In January 2017, NOAA Ship Okeanos Explorer embarked on her first expedition of what remains in a three-year effort to investigate the rich biodiversity and dynamic geology in deepwater environments of the U.S. central and western Pacific Ocean. This three-year exploration campaign, titled the Campaign to Address Pacific monument Science, Technology, and Ocean NEeds (CAPSTONE) is systematically collecting baseline information to support science and management needs within and around marine monuments and other protected places in the Pacific and serves as an opportunity for NOAA and the nation to highlight the uniqueness and importance of these national symbols of ocean conservation.
In 2017, scientists will explore southern portions of the Pacific Remote Islands Marine National Monument (PRIMNM), Phoenix Islands Protected Area (PIPA), Tokelau, and Cook Islands, American Samoa and Samoa, the Johnston Atoll Unit of the PRIMNM, and Musician Seamounts north of the Hawaiian Archipelago.
Operations for the first part of the 2017 American Samoa expedition will begin in Pago Pago, American Samoa, on February 16 and end in Apia, Samoa, on March 2. The expedition will include exploration in the Rose Atoll Marine National Monument, National Marine Sanctuary of American Samoa, offshore (not within) of the National Park of American Samoa, and the waters of both American Samoa and Samoa.
Scientists will be exploring seamounts, possible sites with active hydrothermal vents and associated communities, and sponge and coral communities.
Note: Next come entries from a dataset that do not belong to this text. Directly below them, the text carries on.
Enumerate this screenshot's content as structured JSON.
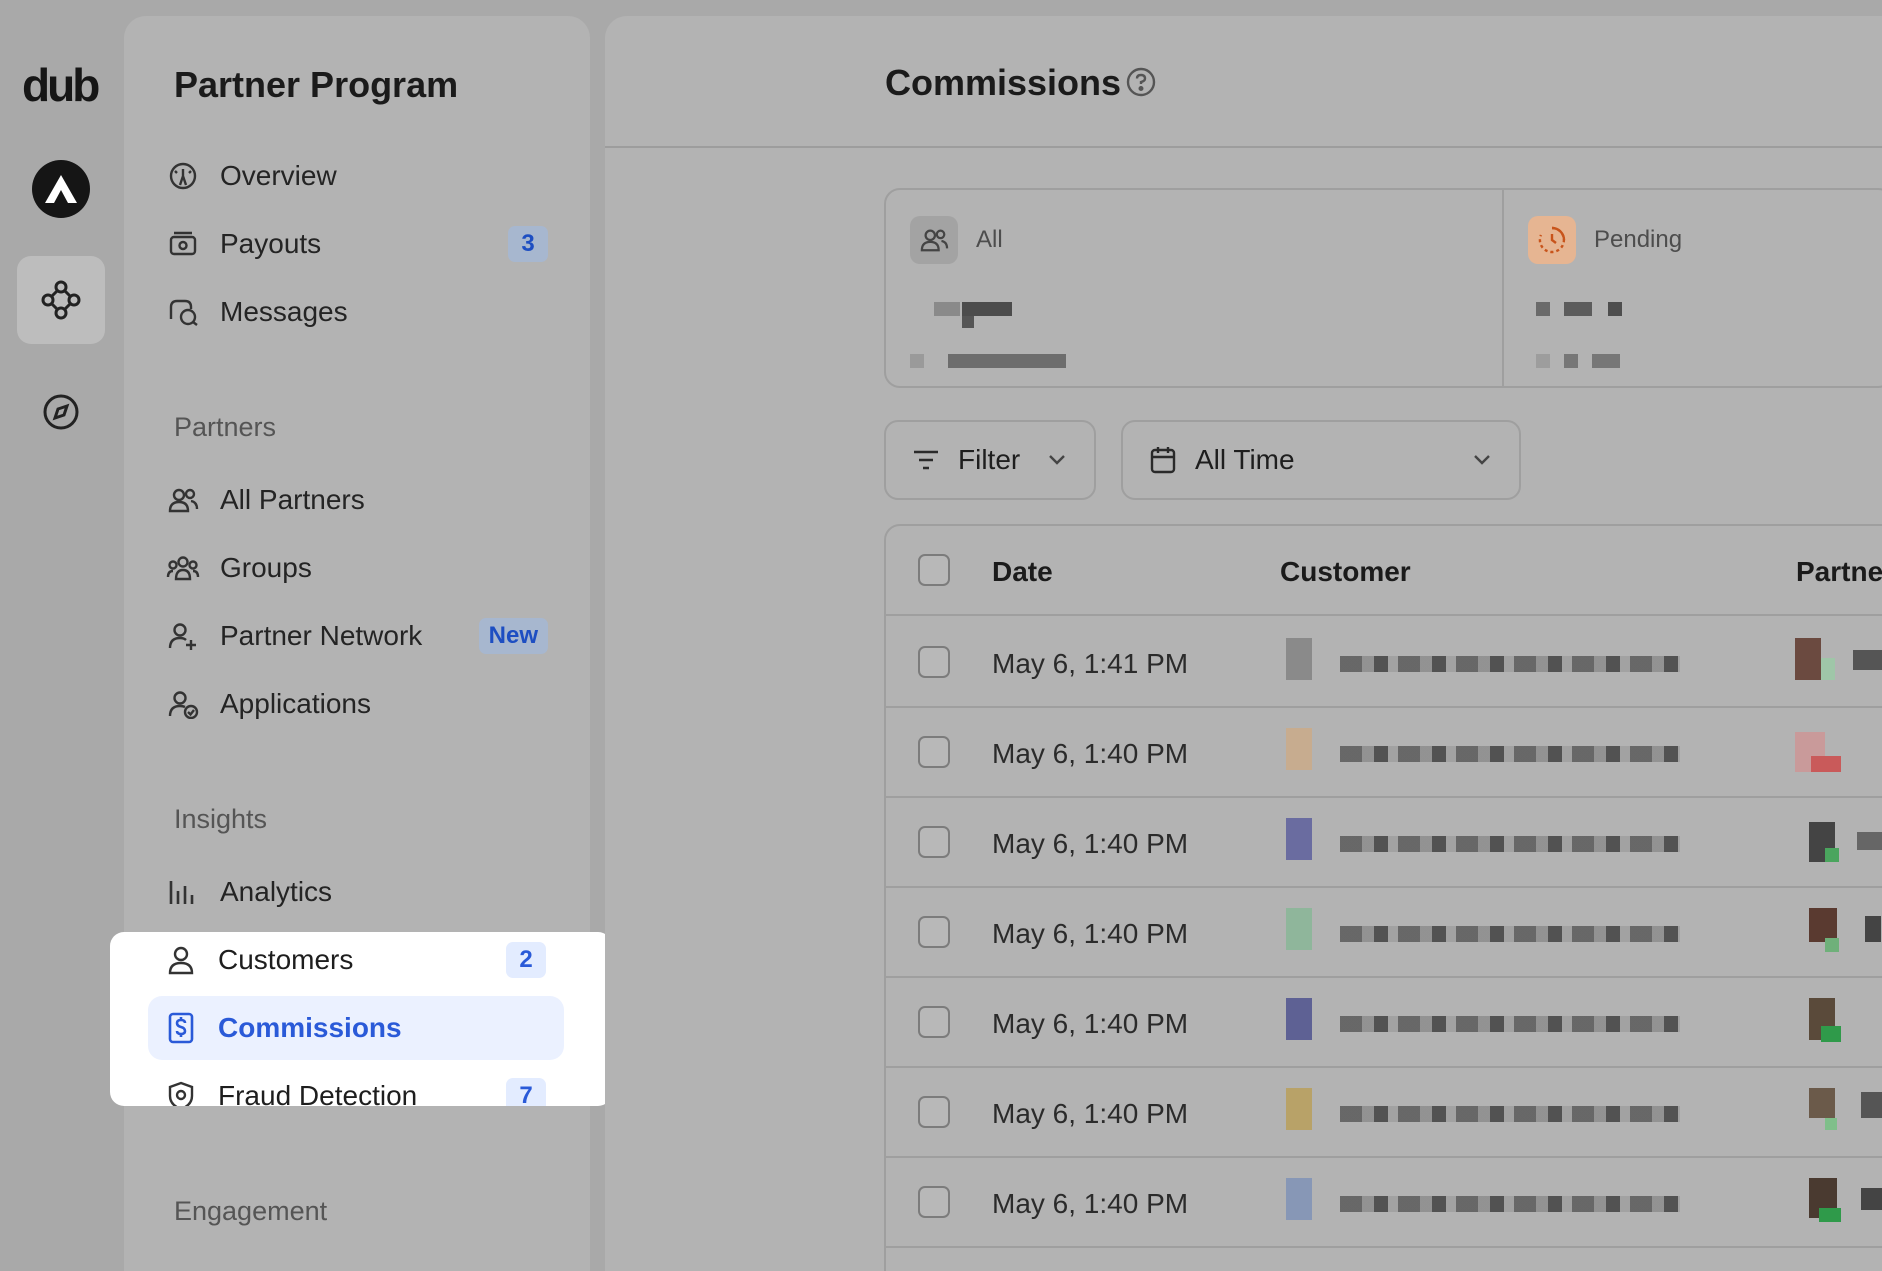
{
  "app": {
    "logo": "dub"
  },
  "sidebar": {
    "title": "Partner Program",
    "items": [
      {
        "label": "Overview",
        "icon": "gauge-icon"
      },
      {
        "label": "Payouts",
        "icon": "money-icon",
        "badge": "3"
      },
      {
        "label": "Messages",
        "icon": "chat-icon"
      }
    ],
    "sections": [
      {
        "label": "Partners",
        "items": [
          {
            "label": "All Partners",
            "icon": "users-icon"
          },
          {
            "label": "Groups",
            "icon": "groups-icon"
          },
          {
            "label": "Partner Network",
            "icon": "user-plus-icon",
            "badge": "New"
          },
          {
            "label": "Applications",
            "icon": "user-check-icon"
          }
        ]
      },
      {
        "label": "Insights",
        "items": [
          {
            "label": "Analytics",
            "icon": "bar-chart-icon"
          },
          {
            "label": "Customers",
            "icon": "user-icon",
            "badge": "2"
          },
          {
            "label": "Commissions",
            "icon": "invoice-dollar-icon",
            "active": true
          },
          {
            "label": "Fraud Detection",
            "icon": "shield-icon",
            "badge": "7"
          }
        ]
      },
      {
        "label": "Engagement",
        "items": []
      }
    ]
  },
  "main": {
    "title": "Commissions",
    "stats": [
      {
        "label": "All"
      },
      {
        "label": "Pending"
      }
    ],
    "filter_label": "Filter",
    "date_range": "All Time",
    "table": {
      "columns": [
        "Date",
        "Customer",
        "Partne"
      ],
      "rows": [
        {
          "date": "May 6, 1:41 PM"
        },
        {
          "date": "May 6, 1:40 PM"
        },
        {
          "date": "May 6, 1:40 PM"
        },
        {
          "date": "May 6, 1:40 PM"
        },
        {
          "date": "May 6, 1:40 PM"
        },
        {
          "date": "May 6, 1:40 PM"
        },
        {
          "date": "May 6, 1:40 PM"
        }
      ]
    }
  },
  "colors": {
    "accent": "#2a5ad8",
    "active_bg": "#ebf1ff",
    "pending_icon_bg": "#e6b592",
    "pending_icon": "#c8541b"
  }
}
This will include mapping Vailulu’u Seamount to look for evidence of change and vent activity since it was last explored in 2005, mapping an area where the seaplane Samoan Clipper was reported lost in 1938 to support future investigation, and collecting biological and geological data to better understand the biodiversity and geological history of this region.
During this expedition, the exploration strategy of NOAA Ship Okeanos Explorer will be employed: bathymetric mapping using multibeam sonar; water column exploration using a Conductivity, Temperature and Depth Profiler (CTD); and remote imaging and video with Deep Discoverer. Scientists from around the world will be participating in the explorations in real time through telepresence technology, and students and the general public can watch and listen to remotely operated vehicle dives in real time on the NOAA Ocean Explorer website.